(DATA FOR THE TASK Opens)
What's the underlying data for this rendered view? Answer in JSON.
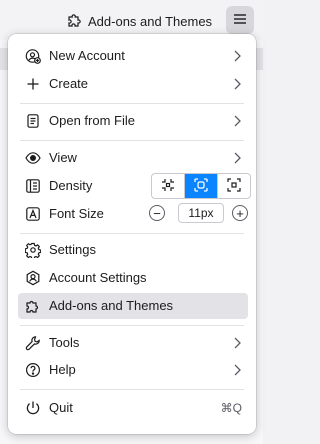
{
  "header": {
    "title": "Add-ons and Themes",
    "title_icon": "puzzle-icon",
    "menu_icon": "hamburger-icon"
  },
  "menu": {
    "new_account": {
      "label": "New Account",
      "icon": "account-plus-icon",
      "has_submenu": true
    },
    "create": {
      "label": "Create",
      "icon": "plus-icon",
      "has_submenu": true
    },
    "open_from_file": {
      "label": "Open from File",
      "icon": "file-icon",
      "has_submenu": true
    },
    "view": {
      "label": "View",
      "icon": "eye-icon",
      "has_submenu": true
    },
    "density": {
      "label": "Density",
      "icon": "density-icon",
      "options": [
        "compact",
        "normal",
        "touch"
      ],
      "selected": "normal"
    },
    "font_size": {
      "label": "Font Size",
      "icon": "font-icon",
      "value": "11px"
    },
    "settings": {
      "label": "Settings",
      "icon": "gear-icon"
    },
    "account_settings": {
      "label": "Account Settings",
      "icon": "account-settings-icon"
    },
    "addons": {
      "label": "Add-ons and Themes",
      "icon": "puzzle-icon",
      "highlighted": true
    },
    "tools": {
      "label": "Tools",
      "icon": "wrench-icon",
      "has_submenu": true
    },
    "help": {
      "label": "Help",
      "icon": "help-icon",
      "has_submenu": true
    },
    "quit": {
      "label": "Quit",
      "icon": "power-icon",
      "shortcut": "⌘Q"
    }
  },
  "colors": {
    "accent": "#0a84ff",
    "highlight": "#e3e3e7",
    "text": "#1c1c1e"
  }
}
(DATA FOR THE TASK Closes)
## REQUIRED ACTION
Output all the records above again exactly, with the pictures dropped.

## SOLUTION BELOW
What's the underlying data for this rendered view? Answer in JSON.
{
  "header": {
    "title": "Add-ons and Themes",
    "title_icon": "puzzle-icon",
    "menu_icon": "hamburger-icon"
  },
  "menu": {
    "new_account": {
      "label": "New Account",
      "icon": "account-plus-icon",
      "has_submenu": true
    },
    "create": {
      "label": "Create",
      "icon": "plus-icon",
      "has_submenu": true
    },
    "open_from_file": {
      "label": "Open from File",
      "icon": "file-icon",
      "has_submenu": true
    },
    "view": {
      "label": "View",
      "icon": "eye-icon",
      "has_submenu": true
    },
    "density": {
      "label": "Density",
      "icon": "density-icon",
      "options": [
        "compact",
        "normal",
        "touch"
      ],
      "selected": "normal"
    },
    "font_size": {
      "label": "Font Size",
      "icon": "font-icon",
      "value": "11px"
    },
    "settings": {
      "label": "Settings",
      "icon": "gear-icon"
    },
    "account_settings": {
      "label": "Account Settings",
      "icon": "account-settings-icon"
    },
    "addons": {
      "label": "Add-ons and Themes",
      "icon": "puzzle-icon",
      "highlighted": true
    },
    "tools": {
      "label": "Tools",
      "icon": "wrench-icon",
      "has_submenu": true
    },
    "help": {
      "label": "Help",
      "icon": "help-icon",
      "has_submenu": true
    },
    "quit": {
      "label": "Quit",
      "icon": "power-icon",
      "shortcut": "⌘Q"
    }
  },
  "colors": {
    "accent": "#0a84ff",
    "highlight": "#e3e3e7",
    "text": "#1c1c1e"
  }
}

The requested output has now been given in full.